Definition of gibber in English:

gibber

verb

[NO OBJECT]
  • Speak rapidly and unintelligibly, typically through fear or shock.

    ‘they shrieked and gibbered as flames surrounded them’
    ‘a gibbering idiot’
    • ‘Before I get to the part where I start gibbering and spluttering, I should begin by doing what I can manage coherently.’
    • ‘He scuttled off, gibbering with delight, to make it habitable.’
    • ‘Before Andrew could answer, the red light flicked off and a doctor came out, gibbering away in Japanese.’
    • ‘He was led, gibbering, by his mum into the stark light of a side exit.’
    • ‘He gibbered madly and his muscles spasmed, and he sunk to his knees in the muddy trench, his heart pumping his blood out into the soil.’
    • ‘‘Yes, yes,’ the man gibbered, suddenly regaining his voice.’
    • ‘They disappeared into the crowded room, gibbering good-naturedly.’
    • ‘But now I'm jumping up and down in my seat, gibbering like a chimp.’
    • ‘Somehow, it left me almost gibbering with fear.’
    • ‘The scientists gibbered amongst themselves, all unusually excited.’
    • ‘They restrained the man as he writhed and gibbered.’
    • ‘He sways before the roaring inferno, blind and gibbering.’
    • ‘The doctor, who can understand Hungarian, realised that the inmate was rambling and gibbering not in Russian but in Hungarian, which is not a Slavonic language.’
    • ‘After a minute of two of stalking around the room, shaking and gibbering, I started looking around to see what had become of the chemical.’
    • ‘He spent the next day literally gibbering in his cell, while those in neighbouring cells threatened to kill him, because he had now kept them awake for three nights.’
    • ‘By this stage I wasn't babbling, more like gibbering.’
    • ‘And all the time the two old girls are gibbering softly in language, laughing.’
    • ‘The day will come, soon enough, when I'm gibbering, and incoherent, but right now I'm in control and I don't want anyone else to know.’
    • ‘They're always gibbering and fighting - it can get to be too much for me to handle.’
    • ‘A man in the middle of a particularly nasty nervous breakdown is gibbering.’
    prattle, rattle on, chatter, babble, ramble, drivel, jabber, patter, gabble, bumble, burble, twitter, flannel, go on, run on, mutter, mumble, maunder, prate, bleat, cackle
    slabber
    gab, yak, yap, yackety-yak, yabber, yatter, natter, yammer, blabber, jibber-jabber, blather, blether, blither, jaw, gas, shoot one's mouth off
    witter, rabbit, chunter, waffle
    run off at the mouth
    mag
    clack, twaddle, twattle
    View synonyms

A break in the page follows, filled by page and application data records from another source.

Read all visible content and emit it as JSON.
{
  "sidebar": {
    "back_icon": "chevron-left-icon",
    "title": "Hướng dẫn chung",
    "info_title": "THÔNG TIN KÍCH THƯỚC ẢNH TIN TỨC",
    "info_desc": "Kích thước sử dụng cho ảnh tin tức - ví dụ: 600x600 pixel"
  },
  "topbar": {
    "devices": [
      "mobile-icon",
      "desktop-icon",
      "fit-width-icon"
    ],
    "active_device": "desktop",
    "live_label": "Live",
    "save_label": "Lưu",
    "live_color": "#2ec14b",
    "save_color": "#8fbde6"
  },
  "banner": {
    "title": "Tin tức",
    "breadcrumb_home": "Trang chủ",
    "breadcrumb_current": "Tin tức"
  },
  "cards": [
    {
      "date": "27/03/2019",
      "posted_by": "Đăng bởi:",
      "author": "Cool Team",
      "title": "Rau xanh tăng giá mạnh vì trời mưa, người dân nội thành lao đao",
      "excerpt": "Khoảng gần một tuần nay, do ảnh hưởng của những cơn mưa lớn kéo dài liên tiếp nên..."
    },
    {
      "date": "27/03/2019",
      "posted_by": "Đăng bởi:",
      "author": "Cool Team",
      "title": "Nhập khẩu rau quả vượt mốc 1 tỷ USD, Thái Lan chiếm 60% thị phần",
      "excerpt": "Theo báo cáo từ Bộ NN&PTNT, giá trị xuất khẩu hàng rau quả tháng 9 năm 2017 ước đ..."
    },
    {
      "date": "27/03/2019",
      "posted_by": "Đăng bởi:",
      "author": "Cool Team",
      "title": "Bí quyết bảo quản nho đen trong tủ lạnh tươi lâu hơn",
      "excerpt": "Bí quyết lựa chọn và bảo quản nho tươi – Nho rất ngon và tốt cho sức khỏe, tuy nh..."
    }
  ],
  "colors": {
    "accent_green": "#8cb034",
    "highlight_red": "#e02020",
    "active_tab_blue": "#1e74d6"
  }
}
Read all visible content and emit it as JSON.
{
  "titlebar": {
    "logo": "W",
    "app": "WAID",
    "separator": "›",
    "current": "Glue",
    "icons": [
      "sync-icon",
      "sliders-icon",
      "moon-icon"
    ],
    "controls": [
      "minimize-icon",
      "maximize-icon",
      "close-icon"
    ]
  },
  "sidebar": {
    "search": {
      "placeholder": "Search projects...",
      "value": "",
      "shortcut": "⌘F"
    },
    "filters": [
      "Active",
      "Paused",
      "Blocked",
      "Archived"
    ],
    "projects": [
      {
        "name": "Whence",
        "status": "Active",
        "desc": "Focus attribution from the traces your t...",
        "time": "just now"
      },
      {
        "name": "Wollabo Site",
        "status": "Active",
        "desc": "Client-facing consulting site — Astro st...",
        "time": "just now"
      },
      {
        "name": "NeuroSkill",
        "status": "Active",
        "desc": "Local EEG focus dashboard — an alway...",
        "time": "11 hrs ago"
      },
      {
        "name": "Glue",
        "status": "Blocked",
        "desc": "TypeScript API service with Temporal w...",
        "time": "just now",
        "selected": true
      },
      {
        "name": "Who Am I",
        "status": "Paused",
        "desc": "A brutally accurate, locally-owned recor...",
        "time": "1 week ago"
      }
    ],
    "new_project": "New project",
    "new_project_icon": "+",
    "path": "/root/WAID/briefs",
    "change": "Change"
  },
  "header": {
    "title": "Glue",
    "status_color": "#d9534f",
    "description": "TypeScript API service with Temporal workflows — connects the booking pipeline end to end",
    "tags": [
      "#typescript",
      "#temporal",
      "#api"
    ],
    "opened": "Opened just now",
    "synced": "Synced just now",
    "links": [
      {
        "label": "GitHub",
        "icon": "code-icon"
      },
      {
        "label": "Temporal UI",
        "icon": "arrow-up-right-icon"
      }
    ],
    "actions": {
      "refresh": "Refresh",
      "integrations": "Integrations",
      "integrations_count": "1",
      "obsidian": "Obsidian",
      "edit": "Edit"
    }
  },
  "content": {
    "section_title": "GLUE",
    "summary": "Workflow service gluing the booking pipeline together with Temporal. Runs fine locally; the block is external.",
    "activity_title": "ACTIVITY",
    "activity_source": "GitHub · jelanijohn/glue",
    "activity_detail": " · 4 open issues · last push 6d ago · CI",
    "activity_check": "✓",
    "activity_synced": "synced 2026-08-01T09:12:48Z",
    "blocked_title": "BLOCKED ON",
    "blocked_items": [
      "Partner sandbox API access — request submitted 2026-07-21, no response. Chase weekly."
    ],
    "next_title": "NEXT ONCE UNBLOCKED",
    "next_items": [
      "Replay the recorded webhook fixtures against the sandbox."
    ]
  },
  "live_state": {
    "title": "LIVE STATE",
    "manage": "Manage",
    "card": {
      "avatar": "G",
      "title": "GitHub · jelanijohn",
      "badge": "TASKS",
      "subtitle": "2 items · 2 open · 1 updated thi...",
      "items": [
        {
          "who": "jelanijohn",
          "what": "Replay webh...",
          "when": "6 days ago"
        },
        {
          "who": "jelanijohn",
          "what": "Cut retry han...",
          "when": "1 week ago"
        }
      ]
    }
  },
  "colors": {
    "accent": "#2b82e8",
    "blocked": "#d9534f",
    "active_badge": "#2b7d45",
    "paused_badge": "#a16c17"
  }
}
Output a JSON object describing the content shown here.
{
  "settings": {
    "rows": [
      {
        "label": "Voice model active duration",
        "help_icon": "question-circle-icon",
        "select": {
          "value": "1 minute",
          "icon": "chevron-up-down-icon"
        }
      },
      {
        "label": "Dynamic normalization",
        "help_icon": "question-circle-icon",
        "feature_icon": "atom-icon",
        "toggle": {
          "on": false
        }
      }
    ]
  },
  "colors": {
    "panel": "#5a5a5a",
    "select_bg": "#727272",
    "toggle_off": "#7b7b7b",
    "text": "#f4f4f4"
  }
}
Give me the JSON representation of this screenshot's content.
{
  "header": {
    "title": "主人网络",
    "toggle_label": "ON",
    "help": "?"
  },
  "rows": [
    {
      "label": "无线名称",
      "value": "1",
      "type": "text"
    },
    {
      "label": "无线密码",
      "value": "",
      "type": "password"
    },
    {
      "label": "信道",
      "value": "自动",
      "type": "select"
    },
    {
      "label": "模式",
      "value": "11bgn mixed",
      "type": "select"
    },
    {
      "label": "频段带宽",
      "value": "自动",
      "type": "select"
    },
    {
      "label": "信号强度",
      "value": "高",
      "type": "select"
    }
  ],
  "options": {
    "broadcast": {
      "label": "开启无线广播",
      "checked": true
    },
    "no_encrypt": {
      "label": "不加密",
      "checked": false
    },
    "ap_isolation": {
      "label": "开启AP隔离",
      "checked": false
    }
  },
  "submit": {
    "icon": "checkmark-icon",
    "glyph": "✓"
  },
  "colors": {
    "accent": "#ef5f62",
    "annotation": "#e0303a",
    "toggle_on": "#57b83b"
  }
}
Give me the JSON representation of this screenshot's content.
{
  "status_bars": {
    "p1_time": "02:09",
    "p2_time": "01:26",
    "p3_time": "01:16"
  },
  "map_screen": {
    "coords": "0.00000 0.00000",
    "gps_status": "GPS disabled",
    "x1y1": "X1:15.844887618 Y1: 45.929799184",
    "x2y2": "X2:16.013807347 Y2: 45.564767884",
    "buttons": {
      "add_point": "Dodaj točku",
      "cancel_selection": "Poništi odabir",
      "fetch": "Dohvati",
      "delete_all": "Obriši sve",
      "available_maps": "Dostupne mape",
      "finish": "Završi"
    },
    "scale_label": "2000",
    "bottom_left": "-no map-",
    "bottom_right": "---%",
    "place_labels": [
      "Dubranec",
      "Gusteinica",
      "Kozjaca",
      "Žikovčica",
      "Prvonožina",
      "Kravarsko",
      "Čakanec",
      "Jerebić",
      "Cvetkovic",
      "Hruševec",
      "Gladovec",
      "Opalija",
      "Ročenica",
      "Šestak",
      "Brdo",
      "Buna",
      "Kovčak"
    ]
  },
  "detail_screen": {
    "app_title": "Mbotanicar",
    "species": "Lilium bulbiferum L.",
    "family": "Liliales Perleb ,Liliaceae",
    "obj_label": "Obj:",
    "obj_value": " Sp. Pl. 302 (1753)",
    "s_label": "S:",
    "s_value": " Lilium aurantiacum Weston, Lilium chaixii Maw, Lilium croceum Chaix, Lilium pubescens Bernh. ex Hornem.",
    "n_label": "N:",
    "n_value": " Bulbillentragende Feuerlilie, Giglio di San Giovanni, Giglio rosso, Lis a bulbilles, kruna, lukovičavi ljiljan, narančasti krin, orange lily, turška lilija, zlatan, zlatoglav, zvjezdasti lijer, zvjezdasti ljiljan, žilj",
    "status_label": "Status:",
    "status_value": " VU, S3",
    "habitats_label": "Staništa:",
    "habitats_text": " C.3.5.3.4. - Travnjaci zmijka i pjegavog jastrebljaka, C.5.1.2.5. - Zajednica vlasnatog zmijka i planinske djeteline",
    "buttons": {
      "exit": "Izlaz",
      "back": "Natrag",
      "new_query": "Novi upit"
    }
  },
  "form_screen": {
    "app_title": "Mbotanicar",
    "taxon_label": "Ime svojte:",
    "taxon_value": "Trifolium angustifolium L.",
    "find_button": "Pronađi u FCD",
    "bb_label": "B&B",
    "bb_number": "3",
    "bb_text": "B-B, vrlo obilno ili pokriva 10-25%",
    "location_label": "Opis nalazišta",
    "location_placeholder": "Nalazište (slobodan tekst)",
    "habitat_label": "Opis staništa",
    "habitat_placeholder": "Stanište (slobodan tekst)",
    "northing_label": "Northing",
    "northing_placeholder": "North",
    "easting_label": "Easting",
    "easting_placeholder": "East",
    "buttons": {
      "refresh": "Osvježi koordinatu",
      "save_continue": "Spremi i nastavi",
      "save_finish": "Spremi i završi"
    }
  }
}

Origin

Early 17th century: imitative.

Pronunciation:

gibber

/ˈjibər/